  • You can travel to many places and use your Afrikaans more often than you may expect. South Africa, Namibia, and Botswana all have Afrikaans communities and it will even be understood in places where people speak Dutch, like the Netherlands, Belgium, Suriname, and parts of the Caribbean. Afrikaans is also offered at universities in Poland, Russia, the Czech Republic, America, Belgium, the Netherlands and Germany.
  • A deeper understanding of world history and culture.

Knowing Afrikaans will help you learn European languages like Dutch, German, French, and English!

Course information

Afrikaans and Dutch is an undergraduate course offered in the BA programme and runs from first-year to third-year level. Completion of third-year modules enables students meeting the minimum requirements to continue with honours-degree studies, lending admission to master’s-degree and doctoral studies in their chosen field of interest. Studying Afrikaans and Dutch enables students to thoroughly approach Afrikaans linguistic and literary topics from a scientific and scholarly point of view.

The most important literary works in Afrikaans are studied, as is a fair amount of Dutch literature. People who understand Afrikaans understand Dutch relatively easily, giving you access to a whole other culture and its literature. The history of literature and literary theories are applied for purposes of finding new and relevant interpretations of poems, novels and plays, and to establish how literature reflects society and our place in it.

The scientific study of speech representation and speech sounds (phonology and phonetics), word formation (morphology), meaning (semantics), sentence structure (syntax) and the historical development of Afrikaans and its relationship to other languages and the social context are covered in Historical Linguistics and Sociolinguistics.

Possible Career Opportunities
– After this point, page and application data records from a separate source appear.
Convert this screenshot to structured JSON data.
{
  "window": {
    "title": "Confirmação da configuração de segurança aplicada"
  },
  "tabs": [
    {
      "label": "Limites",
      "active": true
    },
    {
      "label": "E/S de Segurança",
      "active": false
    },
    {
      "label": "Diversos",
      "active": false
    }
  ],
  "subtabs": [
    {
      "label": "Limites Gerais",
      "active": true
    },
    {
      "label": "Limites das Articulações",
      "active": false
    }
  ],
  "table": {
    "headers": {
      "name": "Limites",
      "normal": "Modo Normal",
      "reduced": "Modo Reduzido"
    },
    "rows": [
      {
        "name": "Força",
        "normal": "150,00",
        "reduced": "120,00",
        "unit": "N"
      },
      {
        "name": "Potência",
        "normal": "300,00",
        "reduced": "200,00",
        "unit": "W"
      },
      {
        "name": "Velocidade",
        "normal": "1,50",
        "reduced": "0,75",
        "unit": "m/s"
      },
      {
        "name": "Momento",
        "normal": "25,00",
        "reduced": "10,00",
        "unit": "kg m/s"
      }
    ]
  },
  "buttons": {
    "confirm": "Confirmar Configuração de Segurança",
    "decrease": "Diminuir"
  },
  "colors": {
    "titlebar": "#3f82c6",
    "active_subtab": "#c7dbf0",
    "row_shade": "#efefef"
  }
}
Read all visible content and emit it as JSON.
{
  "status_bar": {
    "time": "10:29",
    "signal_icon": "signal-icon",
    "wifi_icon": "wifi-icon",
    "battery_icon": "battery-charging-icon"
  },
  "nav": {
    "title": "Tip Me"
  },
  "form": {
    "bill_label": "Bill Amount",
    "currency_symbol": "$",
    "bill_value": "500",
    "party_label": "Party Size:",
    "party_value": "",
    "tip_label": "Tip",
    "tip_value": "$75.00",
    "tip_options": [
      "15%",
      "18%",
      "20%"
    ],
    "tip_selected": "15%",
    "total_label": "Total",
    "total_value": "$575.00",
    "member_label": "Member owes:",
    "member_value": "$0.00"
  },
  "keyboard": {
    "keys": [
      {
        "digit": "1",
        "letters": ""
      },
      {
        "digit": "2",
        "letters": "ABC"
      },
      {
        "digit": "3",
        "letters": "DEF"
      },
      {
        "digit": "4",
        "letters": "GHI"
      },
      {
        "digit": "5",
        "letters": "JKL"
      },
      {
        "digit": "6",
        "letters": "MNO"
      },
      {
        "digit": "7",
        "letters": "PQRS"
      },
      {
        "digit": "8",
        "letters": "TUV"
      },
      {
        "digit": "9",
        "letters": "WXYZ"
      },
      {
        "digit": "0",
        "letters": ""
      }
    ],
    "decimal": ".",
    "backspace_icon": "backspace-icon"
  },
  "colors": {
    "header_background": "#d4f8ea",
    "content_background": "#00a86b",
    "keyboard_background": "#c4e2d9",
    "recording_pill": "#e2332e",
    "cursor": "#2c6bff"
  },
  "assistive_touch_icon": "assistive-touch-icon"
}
  • Teaching (when combined with a postgraduate teaching certificate/diploma)
  • Academia & research
  • Freelance writing
  • Translation & interpreting work
  • Language technology (when combined with language technology degree)
  • Communication & journalism
  • Broadcasting industry
  • Copywriting
  • Technical writing
  • Publishing
  • Lexicography
  • Specialised secretarial services
  • Proofreading
  • Language specialisation in government & industry sectors

Interesting links